Step 2 ~ Fill a cup with water. This is for your sponge brush when not in use so it won’t dry with the Mod Podge and get stiff.
Step 3 ~ Pour a small amount of ModPodge into a plaster container. I used the same plastic container that I use for paint projects.
Step 4 ~ The next thing you do is separate the front pattern layer of the napkin from the back layer. Napkins may have either two or three layers. Discard the blank layer(s). The layers easily come apart. Here’s an example when I separated one of my blue napkins.
Step 5 ~ Then tear your napkins into small pieces.
Step 6 ~ Pour a small amount of Mod Podge into your container.
Step 7 ~ Holding the egg at one end, brush a small area with ModPodge and apply a piece of napkin.
Step 8 ~ Gently press down with your finger to apply the napkin. Continue applying the napkin pieces for about 1/2 of the egg. Set the egg on the wax paper and allow to dry. Repeat with your eggs, letting each section dry before applying the napkin to the other side of the egg. Use more ModPodge to brush on top of the napkin and glue stray parts down.
Let your eye help you decide where to place pieces of napkin, mixing up the patterns as you like.
Step 9 ~ Work about 12 to 1/3 of your egg at a time, letting it dry as you go. Repeat with each egg.
Step 10 ~ Add more ModPodge on top of the napkins to smooth any pieces of paper down. Let the eggs dry completely before using them in your decor.
TIP: Wash your hands occasionally to remove any ModPodge build up.
USING THE DECOUPAGE EGGS AS ACCESSORIES
When my first four Easter eggs were dry, I used them in my breakfast room Easter tablescape.
Then I used the rest of my Easter eggs in a medium~size glass apothecary jar for display. I love the pretty colors.
You could also place your eggs in a basket or bowl or lantern.
How to Decoupage Decorative Balls
I also wanted some blue eggs and chose these napkins. We bought the Cape Cod ones on our trip to Chatham, MA.
No, not this side of the napkin.
This is the pattern I would use.
I liked the decoupaged Easter eggs so much I wanted to repeat the process for something to use after Easter while I had the supplies out. I remembered the Styrofoam balls that I had covered with strips of fabric a few years ago.
For the decorative balls, I used the 3 patterns of napkins that had blues.
I tore larger pieces of napkins for the Styrofoam balls.
Then I applied the napkins to the balls with the ModPodge in the same way as the Easter eggs. The balls are easier because they are larger.
On some of the eggs and balls, I mixed the patterns.
On a few, I used one pattern on a ball.
I liked the bit of yellow on one ball to contrast with all the blue.
After all the blue decorative balls were dry, I placed them and my blue eggs in a pretty blue and white shallow bowl.
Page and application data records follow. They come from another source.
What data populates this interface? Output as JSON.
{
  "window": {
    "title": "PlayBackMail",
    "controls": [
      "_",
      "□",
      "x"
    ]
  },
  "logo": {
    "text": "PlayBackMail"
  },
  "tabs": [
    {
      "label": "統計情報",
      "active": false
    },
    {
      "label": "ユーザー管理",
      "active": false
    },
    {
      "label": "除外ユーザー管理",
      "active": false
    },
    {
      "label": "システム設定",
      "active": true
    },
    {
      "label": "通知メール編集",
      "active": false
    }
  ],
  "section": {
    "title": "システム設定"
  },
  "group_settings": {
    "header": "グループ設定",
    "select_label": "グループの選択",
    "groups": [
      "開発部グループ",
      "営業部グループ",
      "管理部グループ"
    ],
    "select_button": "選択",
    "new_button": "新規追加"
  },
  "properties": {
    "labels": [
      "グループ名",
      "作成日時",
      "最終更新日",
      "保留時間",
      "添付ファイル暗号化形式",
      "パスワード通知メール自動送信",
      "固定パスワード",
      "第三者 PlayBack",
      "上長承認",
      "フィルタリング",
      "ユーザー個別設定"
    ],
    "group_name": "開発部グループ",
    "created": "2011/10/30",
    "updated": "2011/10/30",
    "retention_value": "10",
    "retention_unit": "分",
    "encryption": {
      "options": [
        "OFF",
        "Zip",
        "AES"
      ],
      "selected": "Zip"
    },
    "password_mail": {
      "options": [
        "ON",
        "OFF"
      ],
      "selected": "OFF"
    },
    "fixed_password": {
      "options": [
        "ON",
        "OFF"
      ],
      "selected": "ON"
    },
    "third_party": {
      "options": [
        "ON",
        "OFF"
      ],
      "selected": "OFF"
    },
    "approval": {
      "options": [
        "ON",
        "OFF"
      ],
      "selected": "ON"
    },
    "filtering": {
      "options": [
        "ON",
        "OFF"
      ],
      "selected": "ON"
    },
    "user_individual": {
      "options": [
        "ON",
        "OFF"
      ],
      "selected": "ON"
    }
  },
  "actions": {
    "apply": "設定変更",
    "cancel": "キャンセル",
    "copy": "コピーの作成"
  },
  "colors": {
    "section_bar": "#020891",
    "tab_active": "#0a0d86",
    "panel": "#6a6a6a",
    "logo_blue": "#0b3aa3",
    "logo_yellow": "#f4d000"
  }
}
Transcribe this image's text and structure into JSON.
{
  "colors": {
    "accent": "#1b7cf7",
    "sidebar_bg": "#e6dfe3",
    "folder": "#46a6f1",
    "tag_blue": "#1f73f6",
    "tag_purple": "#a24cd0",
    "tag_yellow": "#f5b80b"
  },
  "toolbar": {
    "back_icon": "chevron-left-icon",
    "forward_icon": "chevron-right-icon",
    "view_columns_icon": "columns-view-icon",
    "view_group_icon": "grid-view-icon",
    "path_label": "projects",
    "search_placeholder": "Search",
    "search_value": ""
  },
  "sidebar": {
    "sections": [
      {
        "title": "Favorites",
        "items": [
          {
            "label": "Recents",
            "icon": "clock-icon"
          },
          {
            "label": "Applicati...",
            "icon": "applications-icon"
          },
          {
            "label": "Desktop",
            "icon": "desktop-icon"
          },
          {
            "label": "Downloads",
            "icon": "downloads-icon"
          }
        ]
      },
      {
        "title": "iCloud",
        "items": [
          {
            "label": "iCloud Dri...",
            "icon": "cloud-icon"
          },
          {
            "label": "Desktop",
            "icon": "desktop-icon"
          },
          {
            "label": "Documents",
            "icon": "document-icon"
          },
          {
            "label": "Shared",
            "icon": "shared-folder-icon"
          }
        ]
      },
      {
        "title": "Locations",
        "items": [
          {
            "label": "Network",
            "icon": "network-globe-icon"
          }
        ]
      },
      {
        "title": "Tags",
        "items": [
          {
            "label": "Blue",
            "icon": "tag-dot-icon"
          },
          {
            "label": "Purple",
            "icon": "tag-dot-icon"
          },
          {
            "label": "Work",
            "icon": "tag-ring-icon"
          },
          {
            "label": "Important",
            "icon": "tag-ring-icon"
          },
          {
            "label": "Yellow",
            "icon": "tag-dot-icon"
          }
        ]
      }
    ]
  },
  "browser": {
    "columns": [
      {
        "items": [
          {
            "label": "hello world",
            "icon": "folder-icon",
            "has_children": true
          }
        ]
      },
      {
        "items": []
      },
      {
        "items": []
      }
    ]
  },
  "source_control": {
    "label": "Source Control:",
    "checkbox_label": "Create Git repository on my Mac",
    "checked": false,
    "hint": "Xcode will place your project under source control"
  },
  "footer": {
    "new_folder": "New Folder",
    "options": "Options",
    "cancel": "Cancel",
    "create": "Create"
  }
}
I love the mix of color and pattern. The small amount of yellow picks up the yellow in our lamp and the large pillow on the sofa.
After Easter, I will probably move the bowl to our coffee table for spring display.
I hope you’ve enjoyed learning how to decoupage Easer eggs and decorative balls. I imagine I’ll be making more decorative items with ModPodge. It’s easy and lends itself to many surfaces and projects. PIN it so you don’t forget.